First visit at Whirlpool factory with solidarity leaflet for Whirlpool workers in Naples who fight against closure. No immediate contacts came out of it. Hopefully a group can be formed through three lines, which converge in the medium-term: through a series of political discussion meetings as soon as the situation allows; through the SolNet (posters are printed) and more adhoc contacts, such as Whirlpool; through jobs (NHS, logistics).
We acknowledged that it is difficult to kickstart a local group under current conditions, as we cannot organise visits or have face-to-face meetings, e.g. book presentations. The question is if there is enough proximity between individual comrades (Liverpool, Sheffield, Leeds, Manchester) in order to galvanise some forces around a practical project.
We finally talked about what we want to do together over the coming months.
We want to focus on finalising a few more interviews about fellow workers experience during the lockdown and in the current situation of crisis. These interviews will be summarised as part of a general pamphlet in which we present some ideas about the crisis and how we can respond to it. The pamphlet’s main point is that we need working class self-organisation and coordination in concrete day-to-day terms. We also want to present some ideas on the need for a pragmatic revolutionary transition. The pamphlet is meant to reach out to other working class militants, in view of a hopefully bigger meeting in autumn 2021.
We want to formulate a letter to comrades abroad with concrete questions about the current situation in terms of struggles against the Covid19 regime and the fall-out in terms of job and wage cuts.
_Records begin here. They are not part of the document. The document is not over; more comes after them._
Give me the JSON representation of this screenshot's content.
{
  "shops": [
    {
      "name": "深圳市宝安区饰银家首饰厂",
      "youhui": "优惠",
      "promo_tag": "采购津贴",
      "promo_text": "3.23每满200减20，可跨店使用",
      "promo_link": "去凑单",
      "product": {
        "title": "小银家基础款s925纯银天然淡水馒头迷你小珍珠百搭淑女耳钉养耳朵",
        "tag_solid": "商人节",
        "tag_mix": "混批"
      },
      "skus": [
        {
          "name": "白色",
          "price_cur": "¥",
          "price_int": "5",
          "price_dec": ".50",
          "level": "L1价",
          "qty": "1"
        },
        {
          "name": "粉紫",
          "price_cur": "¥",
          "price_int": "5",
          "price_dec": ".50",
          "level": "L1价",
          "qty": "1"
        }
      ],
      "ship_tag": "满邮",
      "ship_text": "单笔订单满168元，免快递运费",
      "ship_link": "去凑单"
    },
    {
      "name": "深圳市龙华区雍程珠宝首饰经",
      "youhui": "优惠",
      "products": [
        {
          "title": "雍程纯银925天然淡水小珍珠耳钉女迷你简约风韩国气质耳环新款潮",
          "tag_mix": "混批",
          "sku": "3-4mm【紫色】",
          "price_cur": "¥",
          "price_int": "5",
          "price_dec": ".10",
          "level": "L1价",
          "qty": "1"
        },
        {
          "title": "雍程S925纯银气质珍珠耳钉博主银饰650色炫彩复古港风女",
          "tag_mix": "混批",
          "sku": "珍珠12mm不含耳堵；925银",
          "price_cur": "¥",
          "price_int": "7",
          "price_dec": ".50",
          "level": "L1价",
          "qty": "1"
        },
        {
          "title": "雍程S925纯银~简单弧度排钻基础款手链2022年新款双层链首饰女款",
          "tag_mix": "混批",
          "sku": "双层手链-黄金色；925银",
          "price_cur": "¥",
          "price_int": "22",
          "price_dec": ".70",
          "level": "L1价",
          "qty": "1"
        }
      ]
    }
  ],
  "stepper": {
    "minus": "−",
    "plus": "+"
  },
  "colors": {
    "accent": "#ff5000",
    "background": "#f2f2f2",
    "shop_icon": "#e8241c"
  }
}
Aim is to have brief reports from various countries which can be read before having an online discussion meeting – in order to avoid having to listen to long reports in front of Zoom screens. Focus should be on the conditions for struggle and our support.
Comrades agreed to put together a reading and discussion list for the next six months. These will be primarily ‘fundamental’ topics.
Name and website
‘Let’s get rooted’ reminds us too much of gardening centres and Australian dating websites, we therefore generalise ‘AngryWorkers’ as the name of the wider network. We work on a new website and a series of podcasts on general questions, book reviews etc.
We will meet again in three months time. Comrades who want to work with us and attend the meeting, please drop us a line: email@example.com